i have seen the statue move its lips (left) | A Routine (right)

Tell us about how Begumpura was born and how did you get the idea of painting this imagined city.
The idea of Begumpura is borrowed from the work of Ravidas, the saint-poet from the 15th century who was also from the Dalit community. He envisioned Begumpura, literally, the city without sorrows, as a casteless utopia. That such a pioneering imagination of a utopian city is so deeply intertwined with the annihilation of caste becomes an instruction manual of sorts for me in the artworks. His imagination is as potent and relevant even now, with caste dictating every sphere of life even today. The subjects of this imagined city would be free from the shackles of caste in all ways, and since such a possibility is yet to even remotely arise, all of the artworks I've created are fieldnotes in speculation.

Why do you choose to use only blue colour for your art? How does your style helps you to convey your meanings?
I chose the blue (and white) colour template because of its association with the Ambedkarite community. I see myself as a conceptual artist who works across disciplines, so choosing this colour was an almost inevitable decision since it places my work firmly within the anti-caste, Ambedkarite genealogy even as I work across mediums and/or drawing styles, immediately hinting to the visual idiom of the movement.

Tell us more about the colonial and brahminical ethnography of Dalit-Adivasi communities and how you challenge it in your artworks.
This is where the 'fieldnotes' bit of the show's title comes in. Almost every casteist bias toward Dalit-Adivasi communities, that were prevalent prior to the intervention of the colonial ethnographers (and eventual rulers) in the 18th-19th century get codified during that period. The ethnographers often sought the 'learned men of Hindoostan' to assist them in their Orientalist ethnography projects, projects that would eventually lay the foundation for the British administrative and legislative codes. These 'learned men' were almost always Brahmin or Upper Caste landed gentry who managed to slip in their own caste biases regarding each community that was ethnographized and in a very circuitious way, these biases are still present through the fabric of governance and legislation in India today. I see the 'Fieldnotes from Begumpura' project expanding much beyond the current set of artworks and actively engaging with these fieldnotes that were produced through the matrix of colonialism and brahmanism. The artworks in the show invoke this depiction of oppressed communities through the lens of ethnography, and I attempt to manipulate and subvert this brutal ethnography through a counter-ethnography of Begumpura.
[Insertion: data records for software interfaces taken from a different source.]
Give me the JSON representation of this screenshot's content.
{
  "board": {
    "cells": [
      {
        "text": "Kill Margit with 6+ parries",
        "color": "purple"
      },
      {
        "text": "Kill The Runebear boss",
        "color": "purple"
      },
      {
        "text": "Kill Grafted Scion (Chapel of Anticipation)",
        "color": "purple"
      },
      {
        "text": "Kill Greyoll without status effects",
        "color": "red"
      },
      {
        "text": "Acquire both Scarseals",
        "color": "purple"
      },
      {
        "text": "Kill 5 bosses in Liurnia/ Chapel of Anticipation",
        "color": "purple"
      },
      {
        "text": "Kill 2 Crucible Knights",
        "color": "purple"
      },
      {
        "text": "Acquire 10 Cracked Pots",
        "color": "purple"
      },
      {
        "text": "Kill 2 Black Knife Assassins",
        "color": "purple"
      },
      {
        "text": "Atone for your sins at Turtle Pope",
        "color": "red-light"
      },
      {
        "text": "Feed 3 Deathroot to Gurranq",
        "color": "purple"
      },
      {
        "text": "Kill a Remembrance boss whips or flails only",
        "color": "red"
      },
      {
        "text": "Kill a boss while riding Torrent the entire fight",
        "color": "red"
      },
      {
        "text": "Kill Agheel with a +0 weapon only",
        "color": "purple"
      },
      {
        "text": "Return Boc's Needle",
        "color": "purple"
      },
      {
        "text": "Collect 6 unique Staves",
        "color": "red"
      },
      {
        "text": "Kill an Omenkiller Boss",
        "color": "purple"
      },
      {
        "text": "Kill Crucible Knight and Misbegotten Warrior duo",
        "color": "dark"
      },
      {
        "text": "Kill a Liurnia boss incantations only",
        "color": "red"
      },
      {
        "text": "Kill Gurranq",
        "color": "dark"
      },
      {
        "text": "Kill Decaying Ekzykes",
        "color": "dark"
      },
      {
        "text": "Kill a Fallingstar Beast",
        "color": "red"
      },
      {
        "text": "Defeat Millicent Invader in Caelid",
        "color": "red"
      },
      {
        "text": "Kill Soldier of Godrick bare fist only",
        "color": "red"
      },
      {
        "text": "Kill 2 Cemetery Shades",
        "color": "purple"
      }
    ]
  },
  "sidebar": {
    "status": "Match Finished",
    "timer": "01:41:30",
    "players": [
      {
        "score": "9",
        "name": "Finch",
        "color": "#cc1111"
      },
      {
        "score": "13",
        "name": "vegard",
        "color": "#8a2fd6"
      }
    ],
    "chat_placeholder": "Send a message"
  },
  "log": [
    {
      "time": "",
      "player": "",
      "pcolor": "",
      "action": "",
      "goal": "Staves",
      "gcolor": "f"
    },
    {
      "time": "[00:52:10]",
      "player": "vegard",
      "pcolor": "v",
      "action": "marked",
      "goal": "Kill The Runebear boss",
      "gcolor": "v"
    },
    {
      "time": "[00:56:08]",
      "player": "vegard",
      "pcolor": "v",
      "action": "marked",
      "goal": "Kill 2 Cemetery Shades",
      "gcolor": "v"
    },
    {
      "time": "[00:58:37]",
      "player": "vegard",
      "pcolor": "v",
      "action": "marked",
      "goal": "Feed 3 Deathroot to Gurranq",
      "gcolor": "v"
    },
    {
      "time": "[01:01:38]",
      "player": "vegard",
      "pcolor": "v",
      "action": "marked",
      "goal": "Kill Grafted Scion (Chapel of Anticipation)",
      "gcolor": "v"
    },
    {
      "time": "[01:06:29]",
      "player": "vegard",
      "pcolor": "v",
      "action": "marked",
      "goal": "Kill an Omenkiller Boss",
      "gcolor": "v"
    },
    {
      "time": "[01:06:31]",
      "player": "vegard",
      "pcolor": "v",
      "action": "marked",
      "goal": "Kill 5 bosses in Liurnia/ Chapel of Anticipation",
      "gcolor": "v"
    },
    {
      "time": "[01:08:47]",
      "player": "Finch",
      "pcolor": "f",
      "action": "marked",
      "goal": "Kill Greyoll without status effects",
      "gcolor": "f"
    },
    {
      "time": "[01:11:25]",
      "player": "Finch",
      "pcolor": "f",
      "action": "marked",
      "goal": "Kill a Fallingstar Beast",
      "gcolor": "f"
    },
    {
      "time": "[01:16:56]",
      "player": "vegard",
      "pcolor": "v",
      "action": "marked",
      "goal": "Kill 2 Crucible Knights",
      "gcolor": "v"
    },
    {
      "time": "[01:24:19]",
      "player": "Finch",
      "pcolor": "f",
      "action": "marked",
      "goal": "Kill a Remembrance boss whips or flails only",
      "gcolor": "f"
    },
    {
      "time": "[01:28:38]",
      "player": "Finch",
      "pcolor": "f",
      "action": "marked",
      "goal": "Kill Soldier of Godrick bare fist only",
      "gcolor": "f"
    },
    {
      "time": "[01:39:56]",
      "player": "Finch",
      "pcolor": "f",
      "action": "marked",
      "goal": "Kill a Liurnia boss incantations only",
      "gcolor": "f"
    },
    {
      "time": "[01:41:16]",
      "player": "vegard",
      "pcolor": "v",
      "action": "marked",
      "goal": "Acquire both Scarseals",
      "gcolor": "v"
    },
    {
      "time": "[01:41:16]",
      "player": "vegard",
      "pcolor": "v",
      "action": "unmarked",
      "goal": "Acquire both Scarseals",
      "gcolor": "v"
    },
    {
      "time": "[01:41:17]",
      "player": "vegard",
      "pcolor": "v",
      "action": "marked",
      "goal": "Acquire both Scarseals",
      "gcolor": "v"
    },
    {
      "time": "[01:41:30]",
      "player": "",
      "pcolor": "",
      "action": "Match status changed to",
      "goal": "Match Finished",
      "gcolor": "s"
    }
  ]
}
What do you think about the current Dalit-Adivasi representation in the art world? Is there anything you would like to see changed/improved?
There is a very lengthy list of frustrations that I, much like every Dalit-Adivasi artist working now, has toward our representation in the art world so I won't get into all of it to save you space haha. Until very recently, the art world, including almost all "political art" had little to no mention of the biggest governing factor in Indian everyday existence, that is, caste. When it was mentioned, it was from the perspective of an outsider looking in at the oppressed caste communities, as if to suggest that it is only we, the oppressed, that are representable and responsible for the doctrine of caste, when in reality it is the other way around. In this manner so much 'conscientious' Indian art ended up replicating the colonialist-brahmanical ethnographic gaze even when it sought to depict us. Thankfully, the situation is shifting a little now with the entry of artists and curators from within the community, and because questions around identity and representation are becoming inescapable in the global art landscape.

Do you think art (both in general and with respect to your own) has the capability to impact our present realities?
As an artist from an oppressed community, I have no option but to believe that art does indeed have the capability to impact our present reality and help us forge a better future. What would have all of it been for, otherwise?


Words Paridhi Badgotri
Date 27.09.2023

Field Notes from Begumpura Smile 3 (left) | Hymns For The Unconsoled (right)

Smile 3 (left) | Hymns For The Unconsoled (right)